Each line of the material below is to be given again exactly.

# Data for review:
↓

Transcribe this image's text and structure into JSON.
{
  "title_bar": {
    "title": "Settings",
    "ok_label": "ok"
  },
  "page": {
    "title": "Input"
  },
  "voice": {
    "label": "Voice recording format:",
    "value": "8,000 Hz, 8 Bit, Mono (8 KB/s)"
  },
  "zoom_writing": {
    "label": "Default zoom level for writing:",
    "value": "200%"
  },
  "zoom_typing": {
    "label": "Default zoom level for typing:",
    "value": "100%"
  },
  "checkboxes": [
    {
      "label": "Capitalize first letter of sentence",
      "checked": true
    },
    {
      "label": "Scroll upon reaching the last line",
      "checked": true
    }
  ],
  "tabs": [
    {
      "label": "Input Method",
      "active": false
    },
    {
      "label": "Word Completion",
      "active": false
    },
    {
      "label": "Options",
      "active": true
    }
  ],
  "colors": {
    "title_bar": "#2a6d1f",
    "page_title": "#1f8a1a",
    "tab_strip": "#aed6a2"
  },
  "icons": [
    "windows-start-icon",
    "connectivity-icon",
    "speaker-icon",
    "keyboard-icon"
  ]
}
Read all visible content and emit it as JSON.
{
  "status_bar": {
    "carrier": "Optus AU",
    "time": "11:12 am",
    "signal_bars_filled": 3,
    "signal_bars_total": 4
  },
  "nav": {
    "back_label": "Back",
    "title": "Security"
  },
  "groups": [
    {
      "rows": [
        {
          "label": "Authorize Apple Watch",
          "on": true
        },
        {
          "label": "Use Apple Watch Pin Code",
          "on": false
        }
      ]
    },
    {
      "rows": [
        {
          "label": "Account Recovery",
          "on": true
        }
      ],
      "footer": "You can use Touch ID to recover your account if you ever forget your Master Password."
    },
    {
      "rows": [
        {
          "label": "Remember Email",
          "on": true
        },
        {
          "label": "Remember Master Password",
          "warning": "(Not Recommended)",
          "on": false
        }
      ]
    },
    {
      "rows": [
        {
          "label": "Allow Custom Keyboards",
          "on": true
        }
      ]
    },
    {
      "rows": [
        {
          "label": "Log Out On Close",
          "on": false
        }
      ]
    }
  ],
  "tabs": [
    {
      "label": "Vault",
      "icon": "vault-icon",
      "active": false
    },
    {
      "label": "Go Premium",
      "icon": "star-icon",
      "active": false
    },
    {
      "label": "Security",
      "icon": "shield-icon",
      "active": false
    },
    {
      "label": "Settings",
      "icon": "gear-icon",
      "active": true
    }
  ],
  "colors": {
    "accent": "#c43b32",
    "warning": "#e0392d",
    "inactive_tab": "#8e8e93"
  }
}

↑

# Task solution:
Transcribe this image's text and structure into JSON.
{
  "title_bar": {
    "title": "Settings",
    "ok_label": "ok"
  },
  "page": {
    "title": "Input"
  },
  "voice": {
    "label": "Voice recording format:",
    "value": "8,000 Hz, 8 Bit, Mono (8 KB/s)"
  },
  "zoom_writing": {
    "label": "Default zoom level for writing:",
    "value": "200%"
  },
  "zoom_typing": {
    "label": "Default zoom level for typing:",
    "value": "100%"
  },
  "checkboxes": [
    {
      "label": "Capitalize first letter of sentence",
      "checked": true
    },
    {
      "label": "Scroll upon reaching the last line",
      "checked": true
    }
  ],
  "tabs": [
    {
      "label": "Input Method",
      "active": false
    },
    {
      "label": "Word Completion",
      "active": false
    },
    {
      "label": "Options",
      "active": true
    }
  ],
  "colors": {
    "title_bar": "#2a6d1f",
    "page_title": "#1f8a1a",
    "tab_strip": "#aed6a2"
  },
  "icons": [
    "windows-start-icon",
    "connectivity-icon",
    "speaker-icon",
    "keyboard-icon"
  ]
}
Read all visible content and emit it as JSON.
{
  "status_bar": {
    "carrier": "Optus AU",
    "time": "11:12 am",
    "signal_bars_filled": 3,
    "signal_bars_total": 4
  },
  "nav": {
    "back_label": "Back",
    "title": "Security"
  },
  "groups": [
    {
      "rows": [
        {
          "label": "Authorize Apple Watch",
          "on": true
        },
        {
          "label": "Use Apple Watch Pin Code",
          "on": false
        }
      ]
    },
    {
      "rows": [
        {
          "label": "Account Recovery",
          "on": true
        }
      ],
      "footer": "You can use Touch ID to recover your account if you ever forget your Master Password."
    },
    {
      "rows": [
        {
          "label": "Remember Email",
          "on": true
        },
        {
          "label": "Remember Master Password",
          "warning": "(Not Recommended)",
          "on": false
        }
      ]
    },
    {
      "rows": [
        {
          "label": "Allow Custom Keyboards",
          "on": true
        }
      ]
    },
    {
      "rows": [
        {
          "label": "Log Out On Close",
          "on": false
        }
      ]
    }
  ],
  "tabs": [
    {
      "label": "Vault",
      "icon": "vault-icon",
      "active": false
    },
    {
      "label": "Go Premium",
      "icon": "star-icon",
      "active": false
    },
    {
      "label": "Security",
      "icon": "shield-icon",
      "active": false
    },
    {
      "label": "Settings",
      "icon": "gear-icon",
      "active": true
    }
  ],
  "colors": {
    "accent": "#c43b32",
    "warning": "#e0392d",
    "inactive_tab": "#8e8e93"
  }
}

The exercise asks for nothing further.